- To do: The lines to be copied run from the one containing "Serialize everything readable" to the end of the material below; reproduce them exactly, including both ends, and nothing more.

:: Information supplied ::

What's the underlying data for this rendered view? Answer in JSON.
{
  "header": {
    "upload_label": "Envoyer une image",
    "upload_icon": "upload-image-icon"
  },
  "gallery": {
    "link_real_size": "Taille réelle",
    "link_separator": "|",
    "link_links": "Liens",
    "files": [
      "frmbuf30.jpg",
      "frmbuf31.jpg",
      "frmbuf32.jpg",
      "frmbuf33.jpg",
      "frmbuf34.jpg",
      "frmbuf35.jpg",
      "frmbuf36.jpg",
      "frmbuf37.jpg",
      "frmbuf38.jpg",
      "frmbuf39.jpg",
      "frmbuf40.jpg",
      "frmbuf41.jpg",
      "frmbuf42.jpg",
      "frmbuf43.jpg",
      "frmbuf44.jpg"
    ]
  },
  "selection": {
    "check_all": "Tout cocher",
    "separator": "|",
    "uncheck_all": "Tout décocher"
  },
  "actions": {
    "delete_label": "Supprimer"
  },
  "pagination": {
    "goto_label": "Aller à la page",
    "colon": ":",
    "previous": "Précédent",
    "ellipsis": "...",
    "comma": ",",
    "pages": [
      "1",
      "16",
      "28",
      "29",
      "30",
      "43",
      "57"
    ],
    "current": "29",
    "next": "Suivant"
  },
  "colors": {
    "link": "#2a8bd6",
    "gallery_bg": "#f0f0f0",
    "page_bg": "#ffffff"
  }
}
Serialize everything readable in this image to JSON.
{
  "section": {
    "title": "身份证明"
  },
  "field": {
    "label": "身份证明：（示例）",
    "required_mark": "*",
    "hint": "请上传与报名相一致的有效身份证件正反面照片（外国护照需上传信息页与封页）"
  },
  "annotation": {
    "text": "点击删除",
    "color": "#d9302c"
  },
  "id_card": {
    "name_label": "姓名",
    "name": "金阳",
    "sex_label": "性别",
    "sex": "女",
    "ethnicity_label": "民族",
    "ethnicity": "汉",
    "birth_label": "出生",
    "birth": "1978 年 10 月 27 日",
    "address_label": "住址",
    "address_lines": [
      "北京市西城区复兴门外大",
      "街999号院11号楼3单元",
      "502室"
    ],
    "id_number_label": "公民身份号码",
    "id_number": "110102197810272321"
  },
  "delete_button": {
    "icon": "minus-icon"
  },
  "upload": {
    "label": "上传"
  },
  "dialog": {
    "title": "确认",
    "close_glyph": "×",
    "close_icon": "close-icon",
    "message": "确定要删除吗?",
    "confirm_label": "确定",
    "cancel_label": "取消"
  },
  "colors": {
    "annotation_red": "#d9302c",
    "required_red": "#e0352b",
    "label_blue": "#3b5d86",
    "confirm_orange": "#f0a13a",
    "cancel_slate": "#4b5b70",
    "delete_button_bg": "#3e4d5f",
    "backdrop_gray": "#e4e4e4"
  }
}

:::

- Output below:
Serialize everything readable in this image to JSON.
{
  "section": {
    "title": "身份证明"
  },
  "field": {
    "label": "身份证明：（示例）",
    "required_mark": "*",
    "hint": "请上传与报名相一致的有效身份证件正反面照片（外国护照需上传信息页与封页）"
  },
  "annotation": {
    "text": "点击删除",
    "color": "#d9302c"
  },
  "id_card": {
    "name_label": "姓名",
    "name": "金阳",
    "sex_label": "性别",
    "sex": "女",
    "ethnicity_label": "民族",
    "ethnicity": "汉",
    "birth_label": "出生",
    "birth": "1978 年 10 月 27 日",
    "address_label": "住址",
    "address_lines": [
      "北京市西城区复兴门外大",
      "街999号院11号楼3单元",
      "502室"
    ],
    "id_number_label": "公民身份号码",
    "id_number": "110102197810272321"
  },
  "delete_button": {
    "icon": "minus-icon"
  },
  "upload": {
    "label": "上传"
  },
  "dialog": {
    "title": "确认",
    "close_glyph": "×",
    "close_icon": "close-icon",
    "message": "确定要删除吗?",
    "confirm_label": "确定",
    "cancel_label": "取消"
  },
  "colors": {
    "annotation_red": "#d9302c",
    "required_red": "#e0352b",
    "label_blue": "#3b5d86",
    "confirm_orange": "#f0a13a",
    "cancel_slate": "#4b5b70",
    "delete_button_bg": "#3e4d5f",
    "backdrop_gray": "#e4e4e4"
  }
}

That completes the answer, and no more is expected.